My twitter feed has become a most strange place. I wish I could say it was fantastically strange, or weirdly strange, or any other such cursed adverb (you do know that adverbs are cursed, right?) which I might find inspiring.
My twitter feed is for advertising now. And I'm ashamed to say I added to that endless infomercial. Now, don't get me wrong: I LOVE and appreciate the company of my fellow writers. I will not be "unfollowing" anyone who tweets their book. But I won't be tweeting mine. Anymore.
I realized the other day just how silly I was. Here I am, the author of a novel that is perfect for a 14-year-old (or so) girl, tweeting various forms of "buy it!" to people who are...not 14. Most of my twitter friends are maybe my age, maybe older, maybe younger. I think I have some of my target audience in there (I sure hope I do! I really want their perspective!), but I don't think any real 14-year-olds are going to buy my book from a tweet. If they are on twitter at all.

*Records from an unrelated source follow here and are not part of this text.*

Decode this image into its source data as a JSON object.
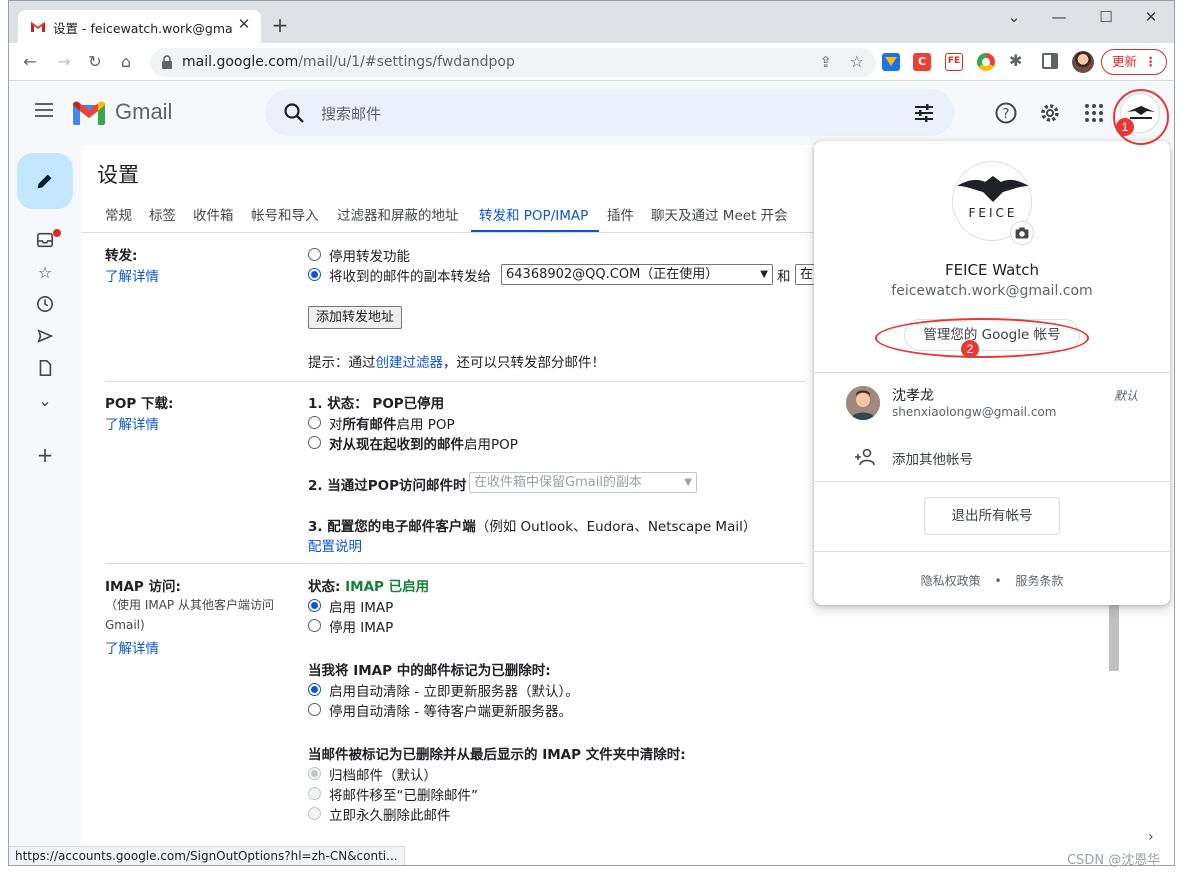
{
  "browser": {
    "tab_title": "设置 - feicewatch.work@gmail.com",
    "url_host": "mail.google.com",
    "url_path": "/mail/u/1/#settings/fwdandpop",
    "update_label": "更新",
    "status_url": "https://accounts.google.com/SignOutOptions?hl=zh-CN&conti..."
  },
  "header": {
    "app_name": "Gmail",
    "search_placeholder": "搜索邮件"
  },
  "settings": {
    "title": "设置",
    "tabs": [
      "常规",
      "标签",
      "收件箱",
      "帐号和导入",
      "过滤器和屏蔽的地址",
      "转发和 POP/IMAP",
      "插件",
      "聊天及通过 Meet 开会"
    ],
    "active_tab": "转发和 POP/IMAP",
    "learn_more": "了解详情",
    "forwarding": {
      "label": "转发:",
      "disable_option": "停用转发功能",
      "forward_option": "将收到的邮件的副本转发给",
      "forward_address": "64368902@QQ.COM（正在使用）",
      "and_label": "和",
      "trailing_select": "在",
      "add_button": "添加转发地址",
      "tip_prefix": "提示：通过",
      "tip_link": "创建过滤器",
      "tip_suffix": "，还可以只转发部分邮件！"
    },
    "pop": {
      "label": "POP 下载:",
      "status_title": "1. 状态： POP已停用",
      "opt_all_pre": "对",
      "opt_all_bold": "所有邮件",
      "opt_all_post": "启用 POP",
      "opt_now_bold": "对从现在起收到的邮件",
      "opt_now_post": "启用POP",
      "access_title": "2. 当通过POP访问邮件时",
      "access_select": "在收件箱中保留Gmail的副本",
      "client_title": "3. 配置您的电子邮件客户端",
      "client_example": "（例如 Outlook、Eudora、Netscape Mail）",
      "config_link": "配置说明"
    },
    "imap": {
      "label": "IMAP 访问:",
      "note": "（使用 IMAP 从其他客户端访问 Gmail)",
      "status_prefix": "状态:",
      "status_value": "IMAP 已启用",
      "enable": "启用 IMAP",
      "disable": "停用 IMAP",
      "deleted_title": "当我将 IMAP 中的邮件标记为已删除时:",
      "auto_on": "启用自动清除 - 立即更新服务器（默认）。",
      "auto_off": "停用自动清除 - 等待客户端更新服务器。",
      "expunge_title": "当邮件被标记为已删除并从最后显示的 IMAP 文件夹中清除时:",
      "archive": "归档邮件（默认）",
      "move_trash": "将邮件移至“已删除邮件”",
      "delete_forever": "立即永久删除此邮件"
    }
  },
  "account_popup": {
    "brand_text": "FEICE",
    "name": "FEICE Watch",
    "email": "feicewatch.work@gmail.com",
    "manage_button": "管理您的 Google 帐号",
    "other_account": {
      "name": "沈孝龙",
      "email": "shenxiaolongw@gmail.com",
      "default_tag": "默认"
    },
    "add_account": "添加其他帐号",
    "signout_all": "退出所有帐号",
    "privacy": "隐私权政策",
    "footer_dot": "•",
    "terms": "服务条款"
  },
  "annotations": [
    "1",
    "2"
  ],
  "watermark": "CSDN @沈恩华",
  "colors": {
    "accent": "#0b57d0",
    "compose": "#c2e7ff",
    "annotation_red": "#e53935",
    "imap_green": "#188038"
  }
}
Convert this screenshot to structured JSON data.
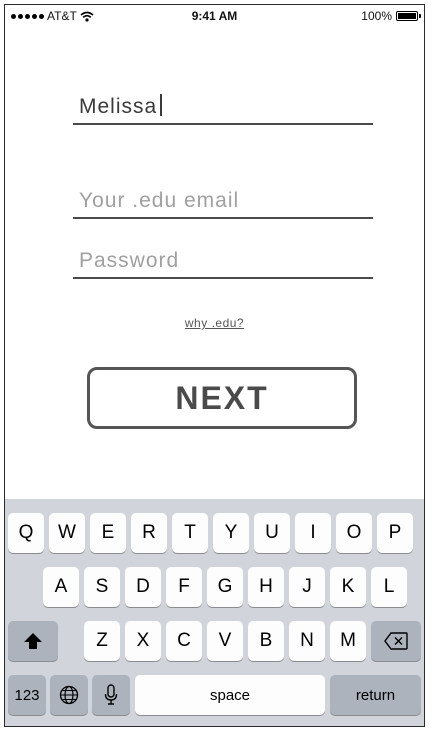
{
  "status_bar": {
    "carrier": "AT&T",
    "time": "9:41 AM",
    "battery": "100%"
  },
  "form": {
    "name_value": "Melissa",
    "email_placeholder": "Your .edu email",
    "password_placeholder": "Password",
    "why_link": "why .edu?",
    "next_label": "NEXT"
  },
  "keyboard": {
    "row1": [
      "Q",
      "W",
      "E",
      "R",
      "T",
      "Y",
      "U",
      "I",
      "O",
      "P"
    ],
    "row2": [
      "A",
      "S",
      "D",
      "F",
      "G",
      "H",
      "J",
      "K",
      "L"
    ],
    "row3": [
      "Z",
      "X",
      "C",
      "V",
      "B",
      "N",
      "M"
    ],
    "numbers_label": "123",
    "space_label": "space",
    "return_label": "return"
  }
}
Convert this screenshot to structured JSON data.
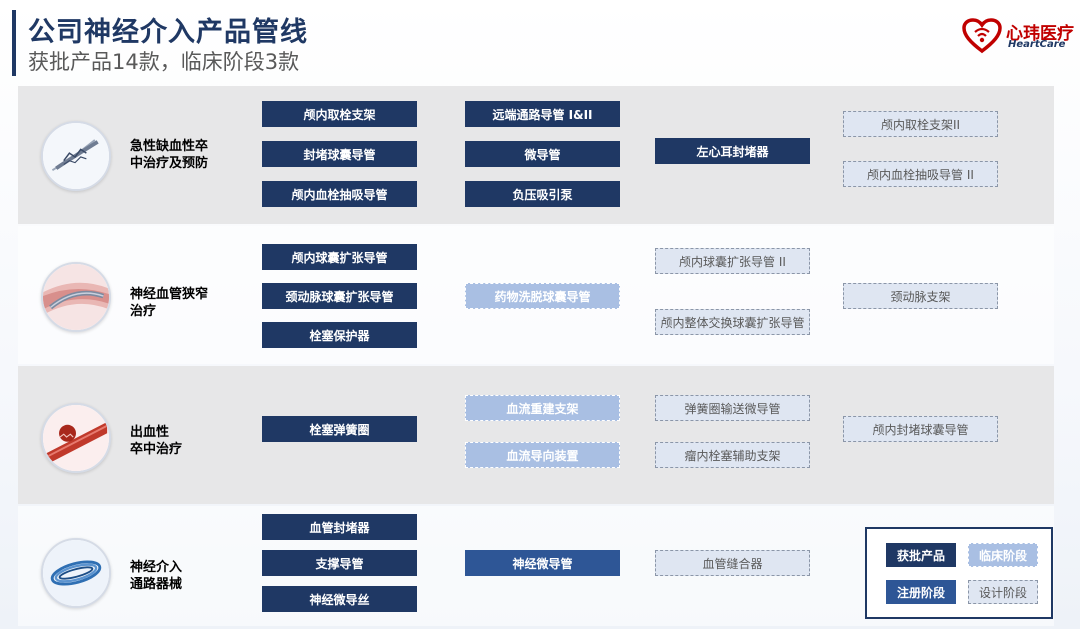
{
  "header": {
    "title": "公司神经介入产品管线",
    "subtitle": "获批产品14款，临床阶段3款"
  },
  "logo": {
    "name_cn": "心玮医疗",
    "name_en": "HeartCare",
    "colors": {
      "heart": "#c00000",
      "text": "#1f3864"
    }
  },
  "colors": {
    "approved": "#1f3864",
    "registration": "#2e5696",
    "clinical": "#a9bfe3",
    "design": "#dfe6f2"
  },
  "categories": [
    {
      "label": "急性缺血性卒中治疗及预防",
      "label_lines": [
        "急性缺血性卒",
        "中治疗及预防"
      ],
      "icon": "stent-retriever-icon",
      "products": [
        {
          "name": "颅内取栓支架",
          "status": "approved"
        },
        {
          "name": "封堵球囊导管",
          "status": "approved"
        },
        {
          "name": "颅内血栓抽吸导管",
          "status": "approved"
        },
        {
          "name": "远端通路导管 I&II",
          "status": "approved"
        },
        {
          "name": "微导管",
          "status": "approved"
        },
        {
          "name": "负压吸引泵",
          "status": "approved"
        },
        {
          "name": "左心耳封堵器",
          "status": "approved"
        },
        {
          "name": "颅内取栓支架II",
          "status": "design"
        },
        {
          "name": "颅内血栓抽吸导管 II",
          "status": "design"
        }
      ]
    },
    {
      "label": "神经血管狭窄治疗",
      "label_lines": [
        "神经血管狭窄",
        "治疗"
      ],
      "icon": "vessel-stenosis-icon",
      "products": [
        {
          "name": "颅内球囊扩张导管",
          "status": "approved"
        },
        {
          "name": "颈动脉球囊扩张导管",
          "status": "approved"
        },
        {
          "name": "栓塞保护器",
          "status": "approved"
        },
        {
          "name": "药物洗脱球囊导管",
          "status": "clinical"
        },
        {
          "name": "颅内球囊扩张导管 II",
          "status": "design"
        },
        {
          "name": "颅内整体交换球囊扩张导管",
          "status": "design"
        },
        {
          "name": "颈动脉支架",
          "status": "design"
        }
      ]
    },
    {
      "label": "出血性卒中治疗",
      "label_lines": [
        "出血性",
        "卒中治疗"
      ],
      "icon": "aneurysm-icon",
      "products": [
        {
          "name": "栓塞弹簧圈",
          "status": "approved"
        },
        {
          "name": "血流重建支架",
          "status": "clinical"
        },
        {
          "name": "血流导向装置",
          "status": "clinical"
        },
        {
          "name": "弹簧圈输送微导管",
          "status": "design"
        },
        {
          "name": "瘤内栓塞辅助支架",
          "status": "design"
        },
        {
          "name": "颅内封堵球囊导管",
          "status": "design"
        }
      ]
    },
    {
      "label": "神经介入通路器械",
      "label_lines": [
        "神经介入",
        "通路器械"
      ],
      "icon": "guidewire-coil-icon",
      "products": [
        {
          "name": "血管封堵器",
          "status": "approved"
        },
        {
          "name": "支撑导管",
          "status": "approved"
        },
        {
          "name": "神经微导丝",
          "status": "approved"
        },
        {
          "name": "神经微导管",
          "status": "registration"
        },
        {
          "name": "血管缝合器",
          "status": "design"
        }
      ]
    }
  ],
  "legend": [
    {
      "label": "获批产品",
      "status": "approved"
    },
    {
      "label": "临床阶段",
      "status": "clinical"
    },
    {
      "label": "注册阶段",
      "status": "registration"
    },
    {
      "label": "设计阶段",
      "status": "design"
    }
  ]
}
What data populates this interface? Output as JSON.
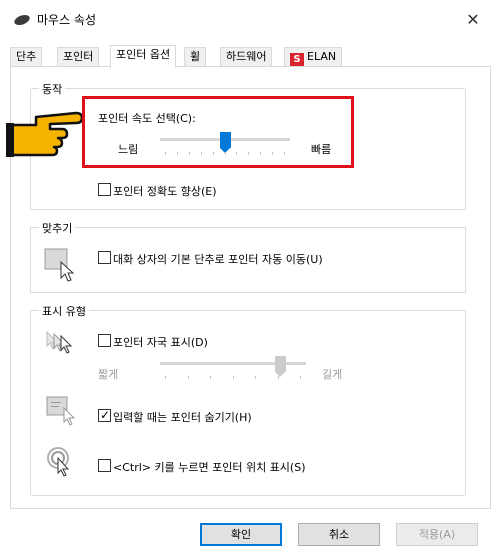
{
  "window": {
    "title": "마우스 속성",
    "close_label": "✕"
  },
  "tabs": [
    {
      "label": "단추"
    },
    {
      "label": "포인터"
    },
    {
      "label": "포인터 옵션",
      "active": true
    },
    {
      "label": "휠"
    },
    {
      "label": "하드웨어"
    },
    {
      "label": "ELAN"
    }
  ],
  "motion": {
    "group_label": "동작",
    "speed_label": "포인터 속도 선택(C):",
    "slow_label": "느림",
    "fast_label": "빠름",
    "speed_level": 0.5,
    "precision_label": "포인터 정확도 향상(E)",
    "precision_checked": false
  },
  "snap": {
    "group_label": "맞추기",
    "snap_label": "대화 상자의 기본 단추로 포인터 자동 이동(U)",
    "snap_checked": false
  },
  "visibility": {
    "group_label": "표시 유형",
    "trails_label": "포인터 자국 표시(D)",
    "trails_checked": false,
    "short_label": "짧게",
    "long_label": "길게",
    "trails_level": 0.85,
    "hide_label": "입력할 때는 포인터 숨기기(H)",
    "hide_checked": true,
    "ctrl_label": "<Ctrl> 키를 누르면 포인터 위치 표시(S)",
    "ctrl_checked": false
  },
  "buttons": {
    "ok": "확인",
    "cancel": "취소",
    "apply": "적용(A)"
  },
  "colors": {
    "accent": "#0078d7",
    "highlight": "#e0101a",
    "hand": "#f5b300"
  }
}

So, I'm going to tweet about writing. I'm going to tweet about teens I find inspiring. I'm going to tweet about the Olympics. But I'm not going to tweet about my book unless I'm asking your advice or venting my author-ly frustrations. I'll tweet a little to say I've finally finished the new book (when I do...oh, golly...IF I do...), or I'll tweet if I'm giving one away--maybe. Not even sure about that.
The upshot is this: I'm looking for interaction, not a transaction.
Same goes, all of the above, for Facebook--oh, except I am "friends" with teen girls there. I'm friends with their mamas, and I guantee they are NOT going to buy my ebook because I used social media to heckle their babies about it.
So, no matter how tempted I might be, no matter how badly my fingers itch when I watch my amazon rank fall 50,000 places in one day, no matter...I WILL NOT TRY TO SELL MY BOOK ON TWITTER. Now I'm going to go write that 500 times.